Still under pressure from investors to throttle back spending in the face of low natural gas prices, Pennsylvania shale gas drillers pulled 23% fewer permits for new wells in August compared with 2018 and 14% fewer permits compared with July.
아직 가입하지 않으셨나요?
일일 이메일 알림과 구독자 노트를 받고 이용 경험을 내게 맞게 설정하세요.지금 가입하세요
The single biggest drop-off in activity occurred in Greene County in the gas- and liquids-rich portion of the Marcellus Shale south of Pittsburgh. Neighboring Westmoreland County saw an uptick in activity-driven super major Chevron's 11 permits in the county southeast of Pittsburgh.
Another global oil and gas producer, Spain's Repsol, joined with National Fuel Gas drilling unit Seneca Resources to almost triple the number of August permits year over year in northeastern Tioga County, presumably to take advantage of the increase in outbound pipeline capacity spurred by Williams.
The decline in permitting activity statewide is directly reflected in the falling rig count in the Appalachian shales and low nationwide gas prices from huge supplies of gas coming onto the market, analysts said. Activity is expected to slacken throughout the second half of this year.
"The real problem is that the SW Marcellus and Haynesville have continued to grow rapidly, even at a lower price than we anticipated," Sanford C. Bernstein & Co. analyst Jean Ann Salisbury told clients July 24. "The Marcellus/Utica added 5.3 Bcf/d year over year and the Haynesville an astounding 2.7 Bcf/d. We believe that price must force these two basins to not just stop growing, but decline from today to their beginning-of-year level and keep them there going forward to make storage balance."

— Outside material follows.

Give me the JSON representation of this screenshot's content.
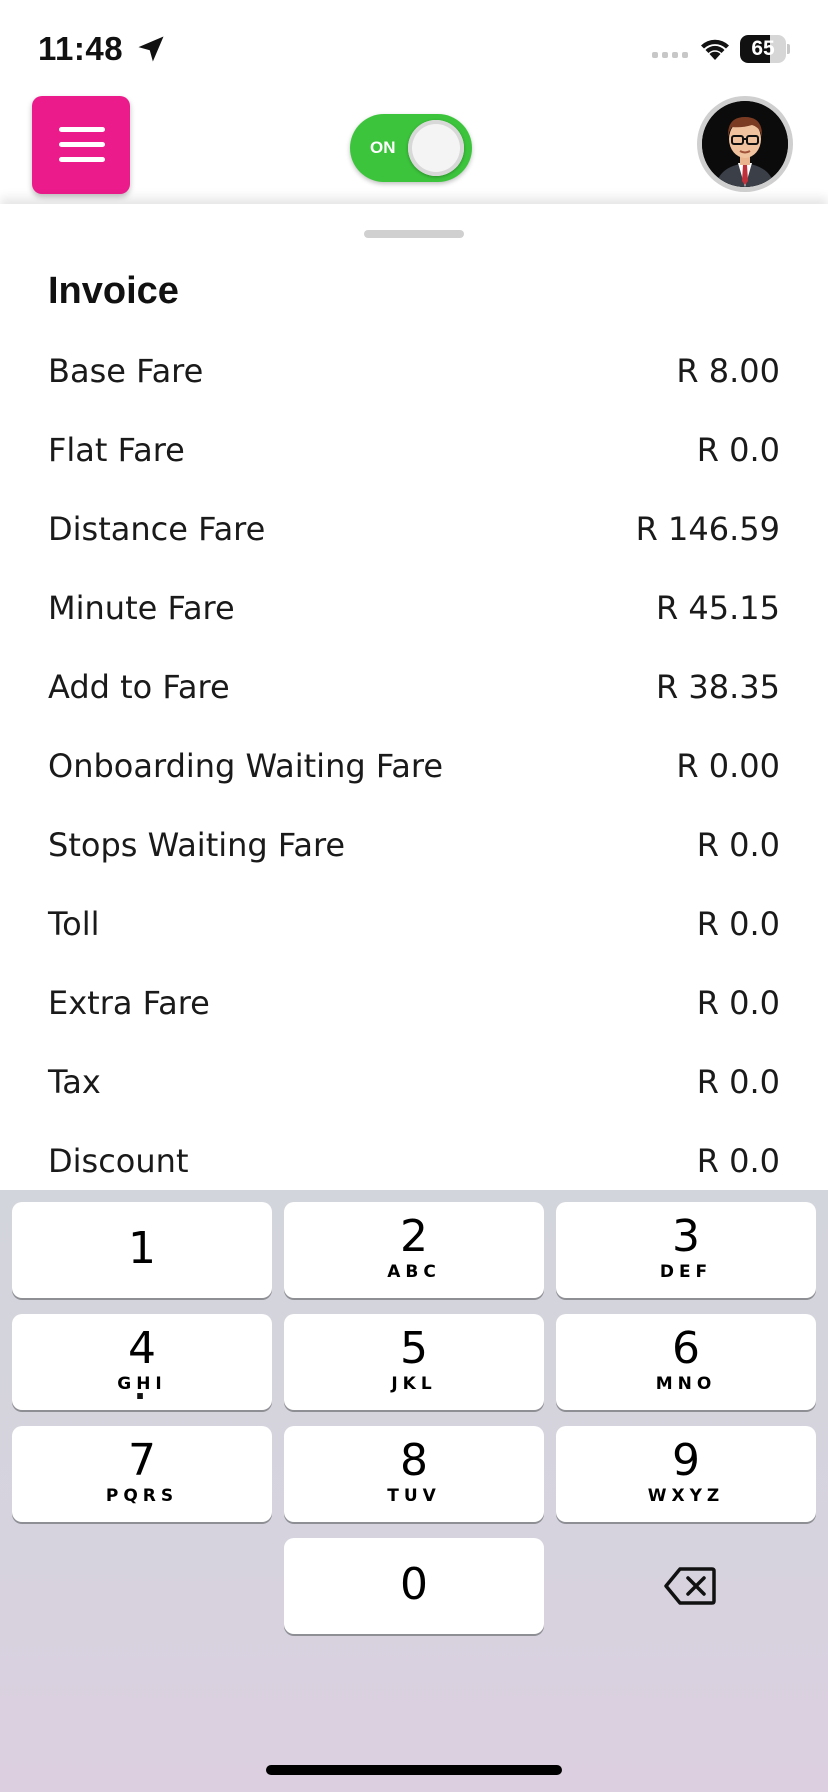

"Low gas prices are clearly having an impact on the rig count, with gas rigs at the lowest level since April 2017, though supply has yet to be affected," Jefferies shale oil and gas analyst Zach Parham told clients September 5.
-- Bill Holland, S&P Global Market Intelligence, email@example.com
-- Edited by Zac Aiuppa, firstname.lastname@example.org